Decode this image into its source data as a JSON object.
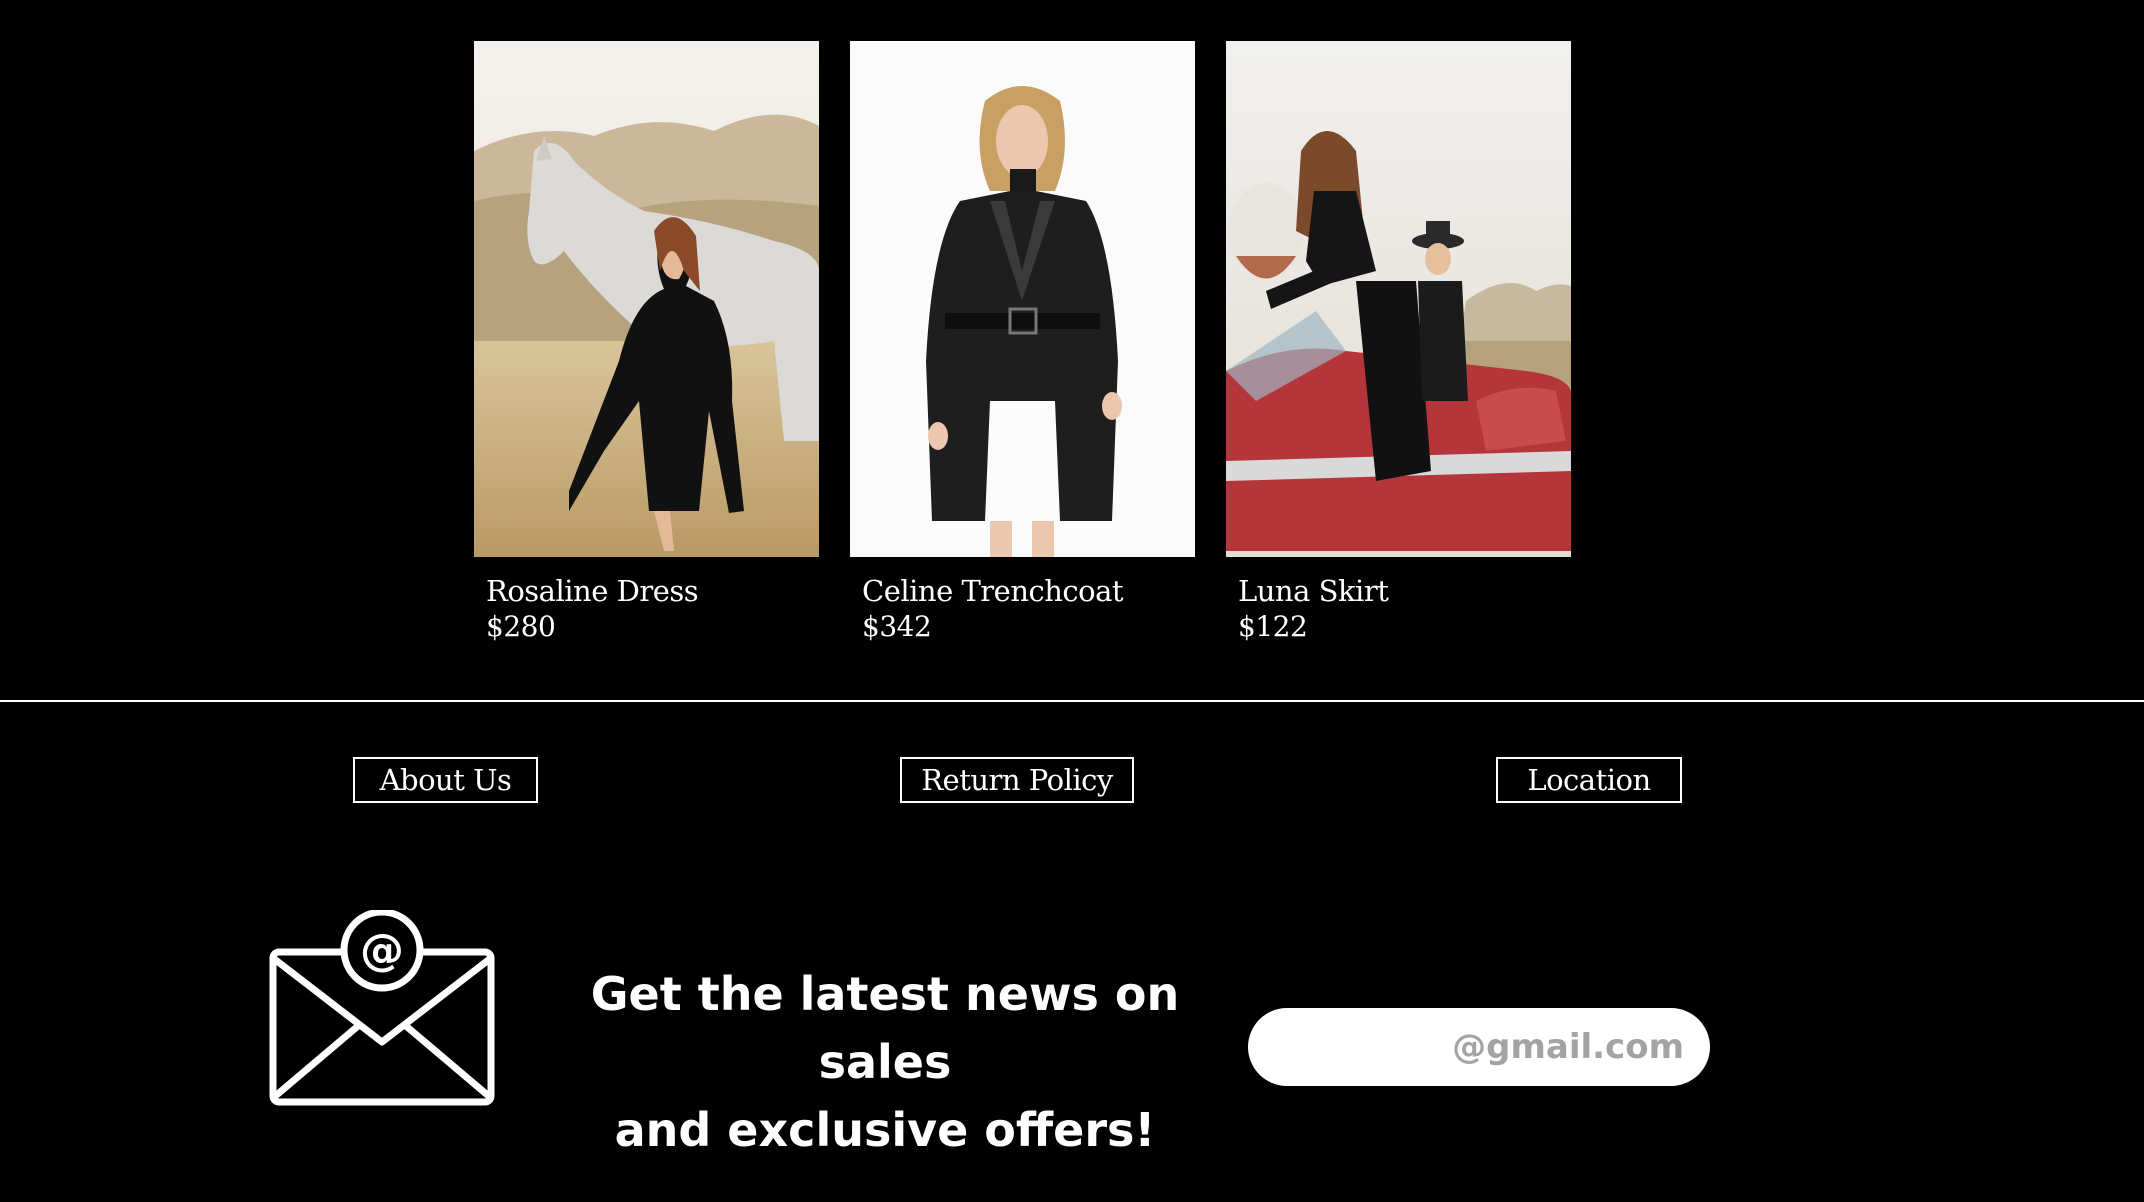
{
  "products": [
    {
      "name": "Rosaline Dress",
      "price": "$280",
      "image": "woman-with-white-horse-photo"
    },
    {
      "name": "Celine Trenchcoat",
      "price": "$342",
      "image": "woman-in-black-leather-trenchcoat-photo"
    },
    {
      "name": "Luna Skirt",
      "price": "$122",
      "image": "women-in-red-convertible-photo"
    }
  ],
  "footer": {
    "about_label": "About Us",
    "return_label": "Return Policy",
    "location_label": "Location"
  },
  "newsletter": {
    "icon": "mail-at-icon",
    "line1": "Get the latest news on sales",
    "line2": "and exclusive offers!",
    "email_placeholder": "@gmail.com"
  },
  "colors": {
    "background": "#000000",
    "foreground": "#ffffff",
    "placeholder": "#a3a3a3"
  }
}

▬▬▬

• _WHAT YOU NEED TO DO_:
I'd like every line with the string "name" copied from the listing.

• _RESULT_:
      "name": "Rosaline Dress",
      "name": "Celine Trenchcoat",
      "name": "Luna Skirt",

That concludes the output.